My son is not having an easy time of it this fall. I don’t know about your school, but at ours, 5th grade is the threshold of something completely different than what’s come before.
Suddenly, there are tests and grades and lectures. Suddenly, there is no knitting or singing or circle time. And suddenly they are presented with an uniquely, singular teacher: DAVID.
The kids are afraid of David.
The kids LOVE David!
The parents, on the other hand, aren’t so sure. We have suddenly become irrelevant. This shift both terrifies and fascinates us, as if we’re moving through a set of revolving doors for the first time. At one moment our 5th grader is in tears, and at another he is surly and rude. First he begs us to help him, then pushes us firmly away. He is revolving too. We all have bruises on our heads.
DAVID has the job of overseeing this passage through the TWEENS–for both students–and parents. We’d like to blame him for everything.
David is jocular and crude. David is demanding and demeaning. David is dismissive and didactic. If David were somehow different, our kids wouldn’t be changing.
David is a good distraction.
In David’s room, the innocence of childhood is trampled, and not only because of Ren and Stimpy. Our kids discard their childhoods because they’re ready; because David shows them how; because they rely on him to do so; and in return, he earns their undying affection. (Highschoolers even return to hug David.)
The is my third round in David’s room, which makes the climb less of a surprise, but unfortunately doesn’t make it any easier. The first time, I was a teacher myself, pregnant for with my first child. My son Lloyd had his own steep entry into 5th grade; but his and David’s minds were well aligned, which isn’t as true for the youngest of our family.
Aidan marches to the beat of a different drummer. He’s the poster child in fact. Despite the aggravation, we appreciate the heart and exuberance he lends to our family. We’re not sure how he’s appreciated in David’s room. Recently he was told (by most of the class) that a paper cut would hurt more than his punch.

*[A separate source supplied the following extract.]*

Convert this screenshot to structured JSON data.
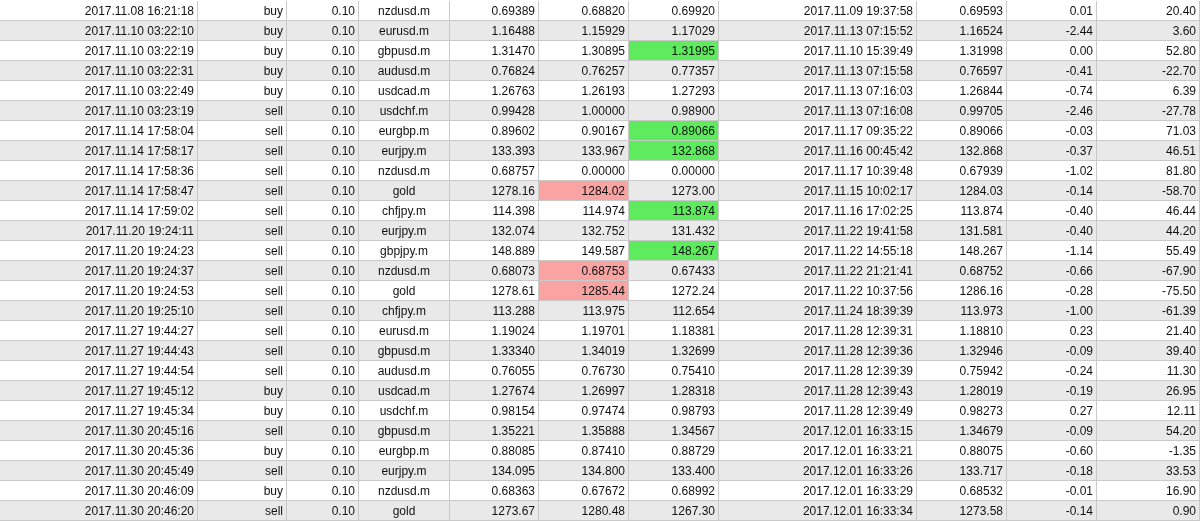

This past weekend, he burnt through another layer of innocence while wrestling with the chore of stocking the porch with wood. When the overloaded wheel barrel dumped logs onto his boot, he sat down on the stairs and balled (less out of pain than frustration.)
“Why does this ALWAYS happen to me!” he sobbed at the sky. “Why, why, why?” he repeated again and again as he returned to the shed for the next load.
Aidan had begged and waited and cajoled for help with this chore, and I wanted to be with him; but I could clearly see that my help would suspend him in “helplessness.” Thus my own initiation, as a parent of a ten-year old, was to walk away and let him wallow in self-pity until he seared through his own resistance and emerged a more capable “man.”
Yes, he is only ten. Yes, I wanted to take him on my lap and rock him. And yes, he would have let me. But that’s not truly what he wants, and my job is to help him get that.
(I wish there was a David for me.)
Kelly Salasin, November 2010
(Note: a month later, we made the decision to have our son return to 4th grade.)